Walking into the dome-shaped building with a canopy parachute hanging from the convex ceiling, it’s impossible to miss the vast array of photos spanning a period of 100 years which adorn the walls of the 95th Reconnaissance Squadron’s heritage room.
Airmen from the squadron celebrated their century of heritage with a dining-out event here Aug. 19, 2017.
The event, held inside a historic anti-aircraft artillery training building known as “Jake’s,”. included an unveiling of new nose art for one of the squadron’s RC-135 Rivet Joints, the presentation of a painting commissioned for the occasion, squadron history briefings and a toast with deployed Airmen via video teleconference.
The 95th RS’s history began Aug. 20, 1917, when it was the 95th Aero Squadron at Kelly Field, Texas, making it one of the oldest squadrons in the Air Force.
One of the speakers at the dining-out was David Kantenberger, grandson of Col. Rodney “Hoss” Wilder, co-pilot of one of the planes during the Doolittle Raid on Tokyo April 18, 1942.
During the Doolittle Raid, six of the 16 aircraft and crew were from the 95th Bombardment Squadron.
“The Air Force is young, but it’s important to remember its history, and the sacrifices made throughout that history,” Kantenberger said.
Kantenberger presented the 95th RS with his grandfather’s second lieutenant rank that he wore as a member of the squadron, and a replica of the Congressional Gold Medal presented to the Doolittle Raiders by former president Barack Obama in 2015.
The squadron has a long and rich lineage of involvement in every war since World War I, with the exception of the Vietnam War.
“We were the first American squadron to fly combat missions over the front, during World War I,” said Maj. Cary McCreary, 95th RS assistant director of operations, and squadron historian.
The 95th RS is unique because it has been reorganized many times over the years. Starting out as an aero squadron, flying biplane fighter aircraft during World War I, it later encompassed a pursuit, attack and bombardment missions, McCreary added.
As the squadron transitioned into a reconnaissance squadron, they continued to excel.
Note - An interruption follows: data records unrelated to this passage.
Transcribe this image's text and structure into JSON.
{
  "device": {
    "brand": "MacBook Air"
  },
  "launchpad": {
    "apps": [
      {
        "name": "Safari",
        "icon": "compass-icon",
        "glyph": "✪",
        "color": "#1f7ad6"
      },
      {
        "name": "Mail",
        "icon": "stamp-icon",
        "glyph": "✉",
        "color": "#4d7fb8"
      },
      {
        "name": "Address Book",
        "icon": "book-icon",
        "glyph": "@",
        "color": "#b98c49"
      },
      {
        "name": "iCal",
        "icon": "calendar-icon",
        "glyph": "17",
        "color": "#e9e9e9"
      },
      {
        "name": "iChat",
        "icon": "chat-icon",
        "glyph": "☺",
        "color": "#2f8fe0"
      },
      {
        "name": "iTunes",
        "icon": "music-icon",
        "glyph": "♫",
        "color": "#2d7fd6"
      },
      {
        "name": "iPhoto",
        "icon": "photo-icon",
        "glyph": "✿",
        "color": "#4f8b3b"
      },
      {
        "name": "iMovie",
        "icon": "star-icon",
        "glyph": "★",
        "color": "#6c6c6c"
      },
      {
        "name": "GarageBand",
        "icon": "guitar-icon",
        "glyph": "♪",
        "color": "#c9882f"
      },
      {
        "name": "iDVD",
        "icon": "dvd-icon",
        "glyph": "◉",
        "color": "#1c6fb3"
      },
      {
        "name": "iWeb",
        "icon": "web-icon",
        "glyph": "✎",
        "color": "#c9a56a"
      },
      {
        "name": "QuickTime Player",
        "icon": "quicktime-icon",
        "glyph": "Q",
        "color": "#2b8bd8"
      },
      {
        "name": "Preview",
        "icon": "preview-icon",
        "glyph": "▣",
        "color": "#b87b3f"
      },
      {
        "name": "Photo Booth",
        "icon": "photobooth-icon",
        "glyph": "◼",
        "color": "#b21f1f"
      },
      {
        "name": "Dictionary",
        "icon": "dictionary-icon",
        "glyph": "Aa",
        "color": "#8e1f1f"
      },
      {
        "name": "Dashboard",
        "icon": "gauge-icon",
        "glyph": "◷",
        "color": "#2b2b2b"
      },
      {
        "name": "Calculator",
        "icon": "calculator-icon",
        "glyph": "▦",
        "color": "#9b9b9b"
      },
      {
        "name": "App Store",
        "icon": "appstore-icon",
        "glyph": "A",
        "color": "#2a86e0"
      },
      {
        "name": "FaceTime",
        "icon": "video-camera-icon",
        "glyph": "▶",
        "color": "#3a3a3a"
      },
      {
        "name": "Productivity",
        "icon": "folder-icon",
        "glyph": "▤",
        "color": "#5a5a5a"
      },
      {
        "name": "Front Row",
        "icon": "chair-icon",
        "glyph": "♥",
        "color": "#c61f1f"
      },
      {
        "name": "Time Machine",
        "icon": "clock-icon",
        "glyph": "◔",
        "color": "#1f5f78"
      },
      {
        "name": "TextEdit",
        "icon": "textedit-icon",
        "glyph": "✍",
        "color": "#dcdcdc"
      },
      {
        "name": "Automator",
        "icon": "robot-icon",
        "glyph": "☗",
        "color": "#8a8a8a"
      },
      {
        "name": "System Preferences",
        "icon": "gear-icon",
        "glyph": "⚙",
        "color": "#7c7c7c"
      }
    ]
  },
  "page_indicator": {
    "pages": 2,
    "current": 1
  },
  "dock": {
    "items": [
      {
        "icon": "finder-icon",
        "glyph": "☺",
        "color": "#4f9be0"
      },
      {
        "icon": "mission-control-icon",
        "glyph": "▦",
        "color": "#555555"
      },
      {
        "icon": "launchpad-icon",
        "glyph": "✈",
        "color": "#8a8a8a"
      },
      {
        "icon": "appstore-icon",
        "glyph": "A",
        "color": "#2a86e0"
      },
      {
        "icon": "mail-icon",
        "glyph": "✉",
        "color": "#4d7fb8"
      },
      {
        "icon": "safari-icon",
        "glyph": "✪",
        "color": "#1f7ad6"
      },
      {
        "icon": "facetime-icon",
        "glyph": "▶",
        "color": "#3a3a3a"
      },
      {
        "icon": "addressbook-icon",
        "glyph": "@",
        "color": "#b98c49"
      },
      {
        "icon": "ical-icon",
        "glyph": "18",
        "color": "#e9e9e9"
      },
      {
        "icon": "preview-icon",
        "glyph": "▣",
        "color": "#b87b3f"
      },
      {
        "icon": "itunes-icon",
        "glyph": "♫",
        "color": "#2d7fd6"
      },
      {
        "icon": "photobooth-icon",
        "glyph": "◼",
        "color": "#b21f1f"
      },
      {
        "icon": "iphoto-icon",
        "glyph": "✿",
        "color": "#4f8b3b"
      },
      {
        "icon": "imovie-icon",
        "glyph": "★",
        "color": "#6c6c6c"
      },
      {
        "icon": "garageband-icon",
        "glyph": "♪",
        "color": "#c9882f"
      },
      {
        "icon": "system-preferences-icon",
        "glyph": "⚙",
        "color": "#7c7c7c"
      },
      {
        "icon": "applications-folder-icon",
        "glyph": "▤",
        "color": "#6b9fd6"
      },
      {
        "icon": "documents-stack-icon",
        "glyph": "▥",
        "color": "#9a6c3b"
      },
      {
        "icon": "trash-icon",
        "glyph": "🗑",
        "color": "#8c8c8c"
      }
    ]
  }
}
“In the last 100 years, the 95th RS has belonged to four different groups or wings, flown 25 different aircraft, and earned 23 Campaign Streamers, eight Meritorious Unit Awards, eight Air Force Outstanding Unit Awards, three Distinguished Unit Citations, three French Croix de Guerre with Palm, and the Republic of Korea Presidential Unit Citation,” said Lt. Col. Matthew Cottrill, 95th RS commander. “In each of the last three years, the 95th RS has conducted an average of 227 operational sorties a year, supporting three combatant commands and numerous other national agencies.”
The squadron’s long list of achievements is proof of its never-ending pursuit to complete the mission, no matter the adversities along the way.
“The 95th RS has shown an uncanny ability to evolve and meet our nation’s security needs across these 100 years without fail,” Cottrill said.
With such a rich and diverse history, the 95th RS plans to build on its already deep foundations and continue to go from strength to strength.